Lapsus Calami (Aug 1891)/Parker's Piece, May 19, 1891
To see good Tennis! what diviner joy
Can fill our leisure, or our minds employ?
Not Sylvia's self is more supremely fair,
Than balls that hurtle through the conscious air.
Not Stella's form instinct with truer grace
Than Lambert's racket poised to win the chase.
Not Chloe's harp more native to the ear,
Than the tense strings which smite the flying sphere.
When Lambert boasts the superhuman force,
Or splits the echoing grille without remorse:
When Harradine, as graceful as of yore,
Wins better than a yard, upon the floor;
When Alfred's ringing cheer proclaims success,
Or Saunders volleys in resistlessness;
When Heathcote's service makes the dedans ring
With just applause, and own its honoured king;
When Pettitt's prowess all our zeal awoke
Till high Olympus shuddered at the stroke;
Or, when, receiving thirty and the floor,
The novice serves a dozen faults or more;
Or some plump don, perspiring and profane,
Assails the roof and breaks the exalted pane;
When vantage, five games all, the door is called,
And Europe pauses, breathless and appalled,
Till lo! the ball by cunning hand caressed
Finds in the winning gallery a nest;
These are the moments, this the bliss supreme,
Which makes the artist's joy, the poet's dream.
Let cricketers await the tardy sun,
Break one another's shins and call it fun;
Let Scotia's golfers through the affrighted land
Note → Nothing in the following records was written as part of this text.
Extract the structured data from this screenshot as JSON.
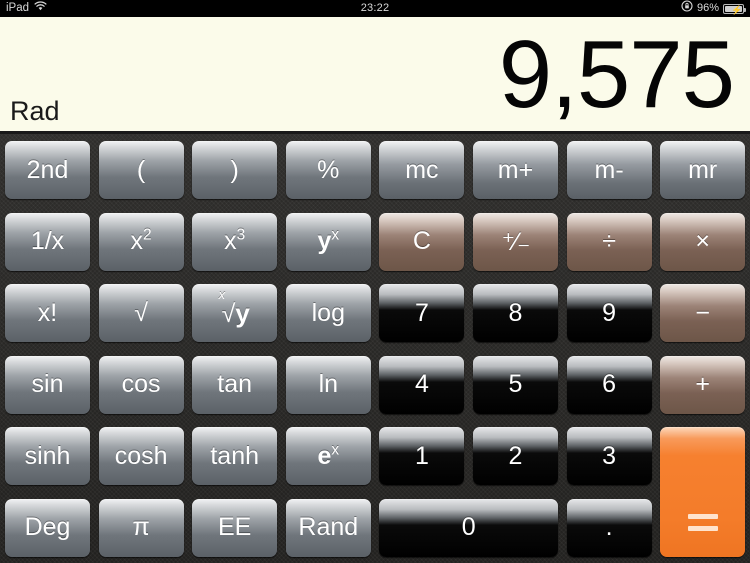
{
  "status_bar": {
    "device": "iPad",
    "wifi_icon": "wifi-icon",
    "time": "23:22",
    "rotation_lock_icon": "rotation-lock-icon",
    "battery_percent": "96%",
    "battery_icon": "battery-charging-icon"
  },
  "display": {
    "value": "9,575",
    "angle_mode": "Rad"
  },
  "colors": {
    "display_bg": "#fbfbea",
    "keypad_bg": "#2b2a28",
    "equals_orange": "#f6802f",
    "operator_brown": "#7b6154",
    "number_black": "#000000",
    "function_gray": "#70767c"
  },
  "keys": [
    {
      "id": "2nd",
      "label": "2nd",
      "type": "fn",
      "col": 0,
      "row": 0
    },
    {
      "id": "lparen",
      "label": "(",
      "type": "fn",
      "col": 1,
      "row": 0
    },
    {
      "id": "rparen",
      "label": ")",
      "type": "fn",
      "col": 2,
      "row": 0
    },
    {
      "id": "pct",
      "label": "%",
      "type": "fn",
      "col": 3,
      "row": 0
    },
    {
      "id": "mc",
      "label": "mc",
      "type": "mem",
      "col": 4,
      "row": 0
    },
    {
      "id": "mplus",
      "label": "m+",
      "type": "mem",
      "col": 5,
      "row": 0
    },
    {
      "id": "mminus",
      "label": "m-",
      "type": "mem",
      "col": 6,
      "row": 0
    },
    {
      "id": "mr",
      "label": "mr",
      "type": "mem",
      "col": 7,
      "row": 0
    },
    {
      "id": "recip",
      "label": "1/x",
      "type": "fn",
      "col": 0,
      "row": 1
    },
    {
      "id": "x2",
      "label": "x²",
      "type": "fn",
      "col": 1,
      "row": 1
    },
    {
      "id": "x3",
      "label": "x³",
      "type": "fn",
      "col": 2,
      "row": 1
    },
    {
      "id": "yx",
      "label": "yˣ",
      "type": "fn",
      "col": 3,
      "row": 1
    },
    {
      "id": "clear",
      "label": "C",
      "type": "op",
      "col": 4,
      "row": 1
    },
    {
      "id": "plusminus",
      "label": "+/-",
      "type": "op",
      "col": 5,
      "row": 1
    },
    {
      "id": "divide",
      "label": "÷",
      "type": "op",
      "col": 6,
      "row": 1
    },
    {
      "id": "multiply",
      "label": "×",
      "type": "op",
      "col": 7,
      "row": 1
    },
    {
      "id": "fact",
      "label": "x!",
      "type": "fn",
      "col": 0,
      "row": 2
    },
    {
      "id": "sqrt",
      "label": "√",
      "type": "fn",
      "col": 1,
      "row": 2
    },
    {
      "id": "xroot",
      "label": "ˣ√y",
      "type": "fn",
      "col": 2,
      "row": 2
    },
    {
      "id": "log",
      "label": "log",
      "type": "fn",
      "col": 3,
      "row": 2
    },
    {
      "id": "7",
      "label": "7",
      "type": "num",
      "col": 4,
      "row": 2
    },
    {
      "id": "8",
      "label": "8",
      "type": "num",
      "col": 5,
      "row": 2
    },
    {
      "id": "9",
      "label": "9",
      "type": "num",
      "col": 6,
      "row": 2
    },
    {
      "id": "minus",
      "label": "−",
      "type": "op",
      "col": 7,
      "row": 2
    },
    {
      "id": "sin",
      "label": "sin",
      "type": "fn",
      "col": 0,
      "row": 3
    },
    {
      "id": "cos",
      "label": "cos",
      "type": "fn",
      "col": 1,
      "row": 3
    },
    {
      "id": "tan",
      "label": "tan",
      "type": "fn",
      "col": 2,
      "row": 3
    },
    {
      "id": "ln",
      "label": "ln",
      "type": "fn",
      "col": 3,
      "row": 3
    },
    {
      "id": "4",
      "label": "4",
      "type": "num",
      "col": 4,
      "row": 3
    },
    {
      "id": "5",
      "label": "5",
      "type": "num",
      "col": 5,
      "row": 3
    },
    {
      "id": "6",
      "label": "6",
      "type": "num",
      "col": 6,
      "row": 3
    },
    {
      "id": "plus",
      "label": "+",
      "type": "op",
      "col": 7,
      "row": 3
    },
    {
      "id": "sinh",
      "label": "sinh",
      "type": "fn",
      "col": 0,
      "row": 4
    },
    {
      "id": "cosh",
      "label": "cosh",
      "type": "fn",
      "col": 1,
      "row": 4
    },
    {
      "id": "tanh",
      "label": "tanh",
      "type": "fn",
      "col": 2,
      "row": 4
    },
    {
      "id": "ex",
      "label": "eˣ",
      "type": "fn",
      "col": 3,
      "row": 4
    },
    {
      "id": "1",
      "label": "1",
      "type": "num",
      "col": 4,
      "row": 4
    },
    {
      "id": "2",
      "label": "2",
      "type": "num",
      "col": 5,
      "row": 4
    },
    {
      "id": "3",
      "label": "3",
      "type": "num",
      "col": 6,
      "row": 4
    },
    {
      "id": "equals",
      "label": "=",
      "type": "eq",
      "col": 7,
      "row": 4
    },
    {
      "id": "deg",
      "label": "Deg",
      "type": "fn",
      "col": 0,
      "row": 5
    },
    {
      "id": "pi",
      "label": "π",
      "type": "fn",
      "col": 1,
      "row": 5
    },
    {
      "id": "ee",
      "label": "EE",
      "type": "fn",
      "col": 2,
      "row": 5
    },
    {
      "id": "rand",
      "label": "Rand",
      "type": "fn",
      "col": 3,
      "row": 5
    },
    {
      "id": "0",
      "label": "0",
      "type": "num",
      "col": 4,
      "row": 5
    },
    {
      "id": "dot",
      "label": ".",
      "type": "num",
      "col": 6,
      "row": 5
    }
  ]
}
With crooked knee and glaring eye-ball stand;
Let football rowdies show their straining thews,
And tell their triumphs to a mud-stained Muse;
Let india-rubber pellets dance on grass
Where female arts the ruder sex surpass;
Let other people play at other things;
The king of games is still the game of kings.
This work was published before January 1, 1928, and is in the public domain worldwide because the author died at least 100 years ago.